Now you insist that it be open and there be no rotation of power?
We must insist that it must be open because that is what the constitution says. When Jonathan challenged over the North’s quota, the South was silent and they left Jonathan challenged. No one said that was the quota for the North. They said it was Jonathan, and he had to argue and we had to agree. And now that someone from the North wants to challenge, you are now telling me that it is the quota of the South. Let’s agree, but there should be a clear demarcation on which party we’re talking about rotating. If we want to go on a rotational basis, then the PDP should sit down and consider that the North has only had three years, while the South has had the majority of years, so it should come to the North. If the APC talks about rotation, since the North is eight years old, they can move it wherever they want. You can’t say that all parties should zone the presidency to the South based on Buhari’s eight years, it doesn’t make sense.

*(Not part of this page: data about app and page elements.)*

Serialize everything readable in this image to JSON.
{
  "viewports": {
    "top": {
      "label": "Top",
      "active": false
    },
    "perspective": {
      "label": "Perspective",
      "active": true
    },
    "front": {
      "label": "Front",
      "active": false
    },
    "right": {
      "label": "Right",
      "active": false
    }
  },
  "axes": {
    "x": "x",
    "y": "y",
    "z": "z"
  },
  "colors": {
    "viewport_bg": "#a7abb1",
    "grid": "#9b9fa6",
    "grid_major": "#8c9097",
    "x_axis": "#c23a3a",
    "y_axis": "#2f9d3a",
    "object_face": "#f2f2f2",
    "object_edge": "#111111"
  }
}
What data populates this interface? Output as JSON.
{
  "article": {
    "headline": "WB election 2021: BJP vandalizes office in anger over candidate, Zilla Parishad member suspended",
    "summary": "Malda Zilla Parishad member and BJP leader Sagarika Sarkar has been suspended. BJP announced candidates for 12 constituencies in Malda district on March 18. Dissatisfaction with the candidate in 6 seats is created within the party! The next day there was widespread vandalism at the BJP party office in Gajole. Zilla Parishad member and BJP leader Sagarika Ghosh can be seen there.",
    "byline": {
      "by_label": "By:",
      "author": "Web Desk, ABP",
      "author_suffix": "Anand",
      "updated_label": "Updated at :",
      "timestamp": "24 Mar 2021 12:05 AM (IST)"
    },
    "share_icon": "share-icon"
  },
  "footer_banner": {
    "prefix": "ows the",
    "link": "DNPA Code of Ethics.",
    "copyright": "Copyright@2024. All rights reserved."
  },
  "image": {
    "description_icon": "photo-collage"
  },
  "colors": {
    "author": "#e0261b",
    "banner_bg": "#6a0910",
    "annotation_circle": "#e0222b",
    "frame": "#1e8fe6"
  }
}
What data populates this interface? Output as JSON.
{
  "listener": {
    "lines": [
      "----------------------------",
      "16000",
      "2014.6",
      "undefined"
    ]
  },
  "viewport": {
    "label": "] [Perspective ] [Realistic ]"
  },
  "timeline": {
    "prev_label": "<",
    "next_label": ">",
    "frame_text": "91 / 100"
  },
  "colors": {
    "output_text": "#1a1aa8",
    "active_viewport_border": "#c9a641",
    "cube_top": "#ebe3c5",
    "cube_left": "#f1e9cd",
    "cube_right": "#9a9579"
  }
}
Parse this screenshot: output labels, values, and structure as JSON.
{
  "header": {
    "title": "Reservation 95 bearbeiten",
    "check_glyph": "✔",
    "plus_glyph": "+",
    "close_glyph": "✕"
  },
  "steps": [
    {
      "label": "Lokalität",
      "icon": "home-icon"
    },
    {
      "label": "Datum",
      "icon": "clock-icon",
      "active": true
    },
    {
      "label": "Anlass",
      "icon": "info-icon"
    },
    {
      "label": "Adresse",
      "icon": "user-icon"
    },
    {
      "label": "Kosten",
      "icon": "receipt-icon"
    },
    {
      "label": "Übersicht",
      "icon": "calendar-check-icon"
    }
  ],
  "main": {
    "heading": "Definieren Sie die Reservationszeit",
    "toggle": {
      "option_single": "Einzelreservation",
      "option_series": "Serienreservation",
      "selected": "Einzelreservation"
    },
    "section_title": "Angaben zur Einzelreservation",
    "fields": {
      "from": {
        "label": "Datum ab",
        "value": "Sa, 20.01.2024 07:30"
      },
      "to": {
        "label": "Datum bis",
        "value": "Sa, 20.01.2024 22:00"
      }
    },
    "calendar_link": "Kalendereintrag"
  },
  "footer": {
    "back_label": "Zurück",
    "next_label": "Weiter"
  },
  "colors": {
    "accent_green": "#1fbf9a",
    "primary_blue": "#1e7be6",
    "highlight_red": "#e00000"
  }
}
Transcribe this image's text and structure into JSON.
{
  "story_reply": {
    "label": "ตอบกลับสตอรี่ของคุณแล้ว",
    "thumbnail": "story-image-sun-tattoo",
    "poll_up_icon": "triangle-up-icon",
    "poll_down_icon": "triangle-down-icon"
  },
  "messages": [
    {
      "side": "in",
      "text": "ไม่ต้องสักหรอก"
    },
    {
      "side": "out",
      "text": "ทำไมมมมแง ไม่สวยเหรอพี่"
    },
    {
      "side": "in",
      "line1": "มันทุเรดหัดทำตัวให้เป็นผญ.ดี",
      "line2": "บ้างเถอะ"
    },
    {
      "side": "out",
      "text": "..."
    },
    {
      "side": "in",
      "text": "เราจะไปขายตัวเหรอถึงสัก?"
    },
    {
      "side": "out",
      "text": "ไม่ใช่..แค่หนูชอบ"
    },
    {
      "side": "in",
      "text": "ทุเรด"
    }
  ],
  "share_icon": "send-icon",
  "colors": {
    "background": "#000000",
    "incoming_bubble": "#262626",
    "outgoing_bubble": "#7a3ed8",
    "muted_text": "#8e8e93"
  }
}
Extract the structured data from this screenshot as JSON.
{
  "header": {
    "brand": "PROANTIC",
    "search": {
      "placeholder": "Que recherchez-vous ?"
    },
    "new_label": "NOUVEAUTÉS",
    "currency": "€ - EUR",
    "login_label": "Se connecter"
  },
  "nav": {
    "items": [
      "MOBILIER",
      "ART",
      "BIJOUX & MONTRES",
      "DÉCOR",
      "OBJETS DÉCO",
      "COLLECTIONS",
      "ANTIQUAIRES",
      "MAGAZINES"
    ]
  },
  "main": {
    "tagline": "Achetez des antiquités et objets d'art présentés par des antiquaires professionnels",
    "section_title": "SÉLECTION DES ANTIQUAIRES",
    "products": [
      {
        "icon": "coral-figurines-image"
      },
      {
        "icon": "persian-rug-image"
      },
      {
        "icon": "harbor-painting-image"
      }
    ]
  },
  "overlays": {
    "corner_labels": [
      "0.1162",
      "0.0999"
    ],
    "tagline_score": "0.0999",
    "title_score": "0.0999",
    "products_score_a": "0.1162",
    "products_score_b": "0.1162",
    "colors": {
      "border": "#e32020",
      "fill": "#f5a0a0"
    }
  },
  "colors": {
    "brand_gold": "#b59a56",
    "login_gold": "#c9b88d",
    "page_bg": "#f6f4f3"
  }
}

In the event that a Northerner succeeds Buhari, what do you think would be the reaction of the South?
It’s politics. In the end, whichever party emerges, it shows who has the best manifesto and the best campaign strategy. I don’t think it would lead to violence or murder. We are too rational and have gone too far to fight just because the candidate is from the North. It won’t be. If the president comes from the North, the deputy must come from the South. If the Northern candidate chooses a qualified MP that the South can subscribe to, he will vote for the party. This is how Nigeria is; we will argue and shout and in the end we will vote and go on with our lives.
You insist on ‘competence’, but when you were campaigning for Buhari, did you see competence in him?
Even you and I have seen Buhari’s skill. It wasn’t just the North. I don’t know why people, especially the south, keep talking about voting Buhari as the northern thing. The South West also voted overwhelmingly for him and he won in that region. Although the North gave him a huge vote, the South West also gave him a huge vote in all the states in the zone. Although the majority of votes came from the North because they have the numbers, but the South West followed. We saw his skill during the campaigns, as the most viable team, the best equipped team, the best strategy and we thought the team would deliver on their promises, but in the end they failed. Everyone can see failure. They failed, but you can’t say that there aren’t other competent people. So because Buhari failed, we should reject jurisdiction and just vote based on region or religion?
Is there a region that lacks competent people?
No. That’s why we say give them all a fair chance to present their ideas. When you allow people to present their ideas to the electorate, you will be surprised who they would vote for. We have seen the lesson of voting this and that in Buhari because he failed. People will now open their ears and make rational decisions based on the insights you present to them. I don’t think people will vote blindly this time around.
Why do you think people won’t vote blindly this time?
It’s because people are learning every day.
If we learn every day and we saw that Buhari was a failure as you pointed out, why did he win again in 2019?
What happened in 2019 is what I can’t say because a lot of people said there was rigging. Some people attributed it to the Atiku type of politics. As they say in America, “this one is a disaster, but the other person is not the solution either”. So many people decided not to vote; they didn’t see Buhari as a better president, but they didn’t see Atiku as a solution because of what he was saying during his campaigns. These neutral voters who would rock the election have decided to sleep at home. It was the diehards of Buhari and those of Atiku who went to vote, and finally we knew that money was playing tricks. But rational people decided to stay at home. That’s why we say – run a lot of candidates for people so they have options.